Regarding the lifecycle emissions of individual food items in NZ, whole, plant-based foods, including vegetables (1.8 kgCO2ekg-1), fruits (1.2 kgCO2ekg-1), and whole grains (1.8 kgCO2ekg-1), were found to be significantly less emissions-intensive per kilogram than most animal foods, particularly red and processed meats (12-21 kgCO2ekg-1). Daily diet-related emissions for the average NZ adult were estimated to be 6.6 kgCO2e: equivalent to 11% of NZ’s annual emissions on a population-level. Conforming to the EAGs with the least required change to current consumption patterns, was found to equate to a modest GHG emissions savings of 7% (5-11%; 95% UI) for the average NZ adult.

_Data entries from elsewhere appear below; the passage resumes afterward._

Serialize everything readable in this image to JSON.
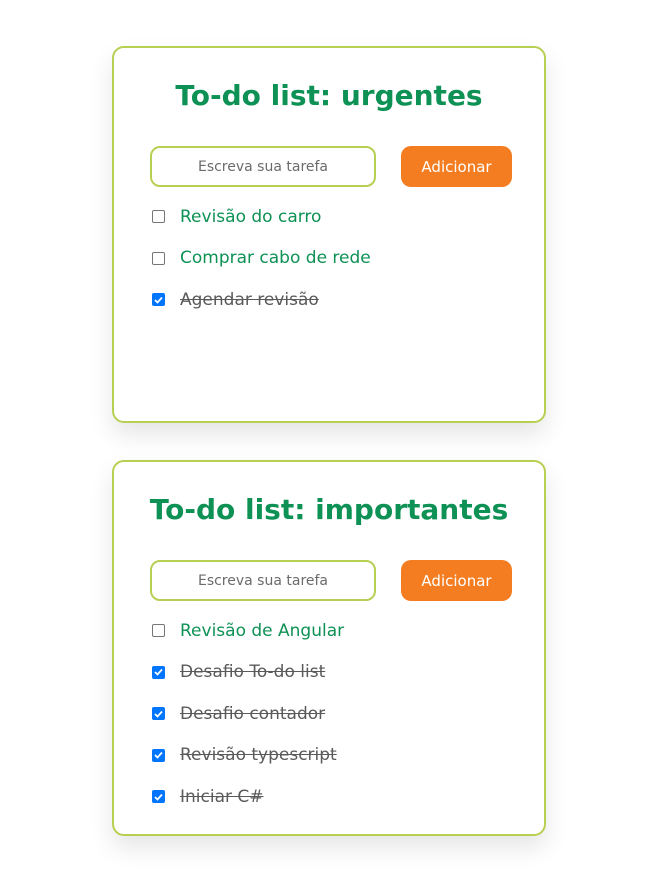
{
  "lists": [
    {
      "title": "To-do list: urgentes",
      "input_placeholder": "Escreva sua tarefa",
      "add_label": "Adicionar",
      "tasks": [
        {
          "label": "Revisão do carro",
          "done": false
        },
        {
          "label": "Comprar cabo de rede",
          "done": false
        },
        {
          "label": "Agendar revisão",
          "done": true
        }
      ]
    },
    {
      "title": "To-do list: importantes",
      "input_placeholder": "Escreva sua tarefa",
      "add_label": "Adicionar",
      "tasks": [
        {
          "label": "Revisão de Angular",
          "done": false
        },
        {
          "label": "Desafio To-do list",
          "done": true
        },
        {
          "label": "Desafio contador",
          "done": true
        },
        {
          "label": "Revisão typescript",
          "done": true
        },
        {
          "label": "Iniciar C#",
          "done": true
        }
      ]
    }
  ],
  "colors": {
    "title": "#0d9154",
    "border": "#b7cf52",
    "button": "#f57d21",
    "checkbox_checked": "#0075ff",
    "done_text": "#5a5a5a"
  },
  "icons": {
    "checkbox_check": "check-icon"
  }
}
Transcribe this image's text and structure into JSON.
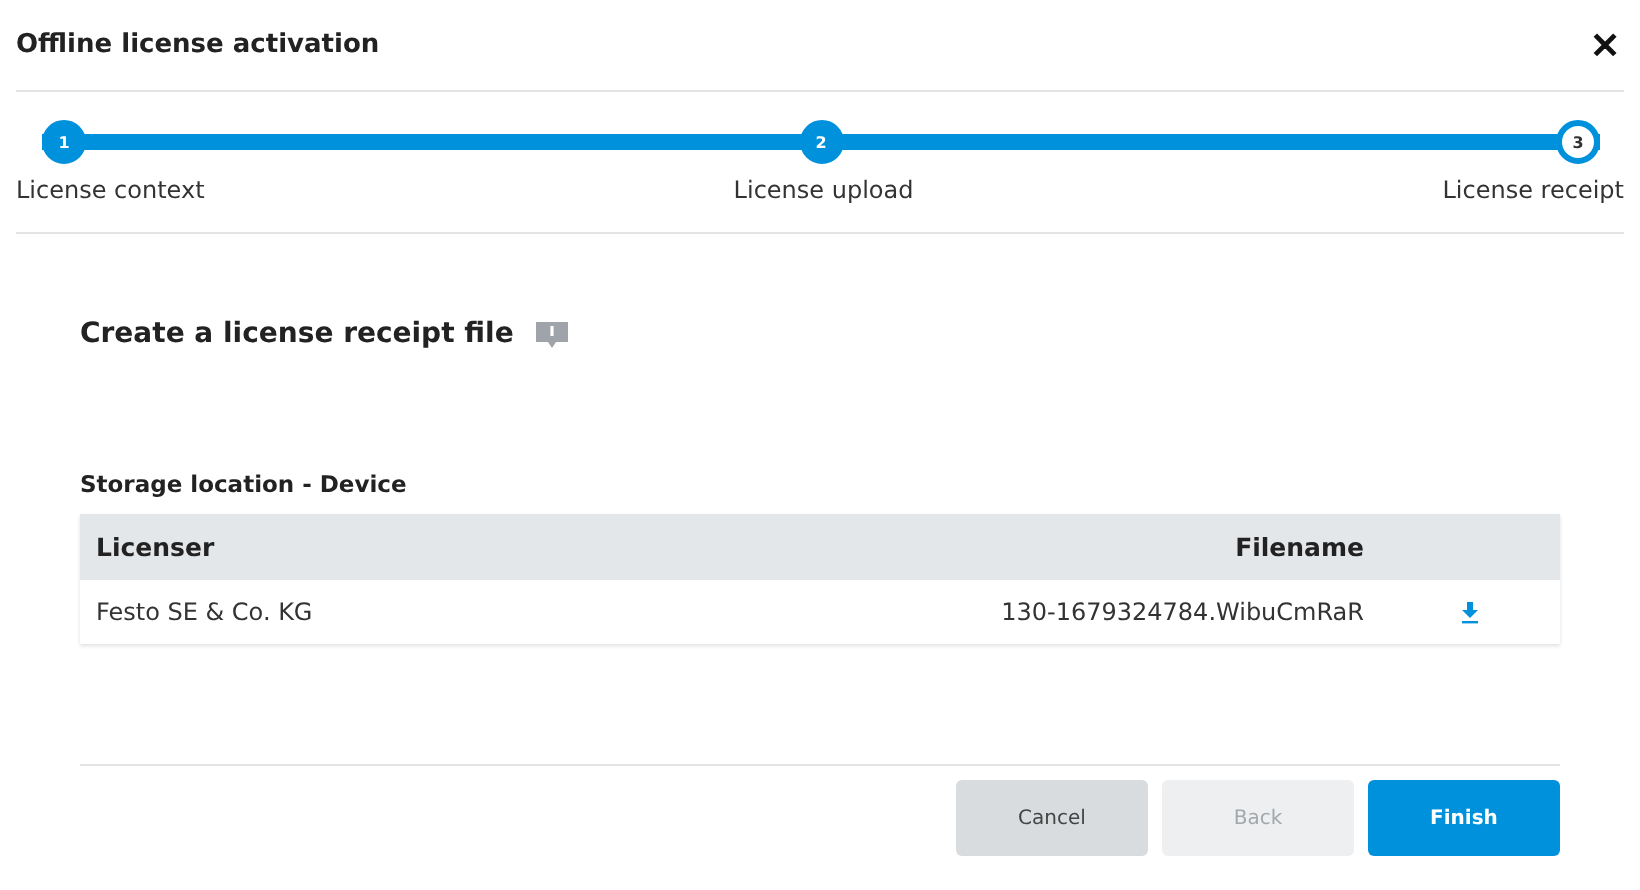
{
  "window": {
    "title": "Offline license activation",
    "close": "✕"
  },
  "steps": [
    {
      "number": "1",
      "label": "License context",
      "selected": false
    },
    {
      "number": "2",
      "label": "License upload",
      "selected": false
    },
    {
      "number": "3",
      "label": "License receipt",
      "selected": true
    }
  ],
  "heading": "Create a license receipt file",
  "storage_label": "Storage location - Device",
  "table": {
    "columns": [
      "Licenser",
      "Filename"
    ],
    "rows": [
      {
        "licenser": "Festo SE & Co. KG",
        "filename": "130-1679324784.WibuCmRaR"
      }
    ]
  },
  "buttons": [
    {
      "label": "Cancel",
      "kind": "secondary",
      "disabled": false
    },
    {
      "label": "Back",
      "kind": "secondary",
      "disabled": true
    },
    {
      "label": "Finish",
      "kind": "primary",
      "disabled": false
    }
  ]
}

Savings of up to 50% were found to be possible with further emphasis on sustainable food choices (mainly via a reduction in animal protein intake), and by reducing unnecessary food waste. If adopted at a population-level, emissions reductions resulting from such dietary change among NZ adults would be equivalent to 18% of the reductions needed to meet NZ’s current commitment under the Paris Agreement.
In developing a NZ-specific LCA database of food emissions, this thesis has allowed Burden of Disease Epidemiology, Equity and Cost-Effectiveness (BODE3) researchers to model the climate impacts of different dietary interventions alongside health-related parameters. Such information is likely to provide additional leverage for instituting policy change in the future. In modelling the climate impacts of dietary scenarios that conform to the EAGs, this thesis has provided evidence for incorporating sustainability considerations within NZ’s dietary guidelines. In light of these findings, an ‘issues-based document’ on the topic of sustainable eating, which is intended to accompany the EAGs online, is currently being prepared for the MOH.||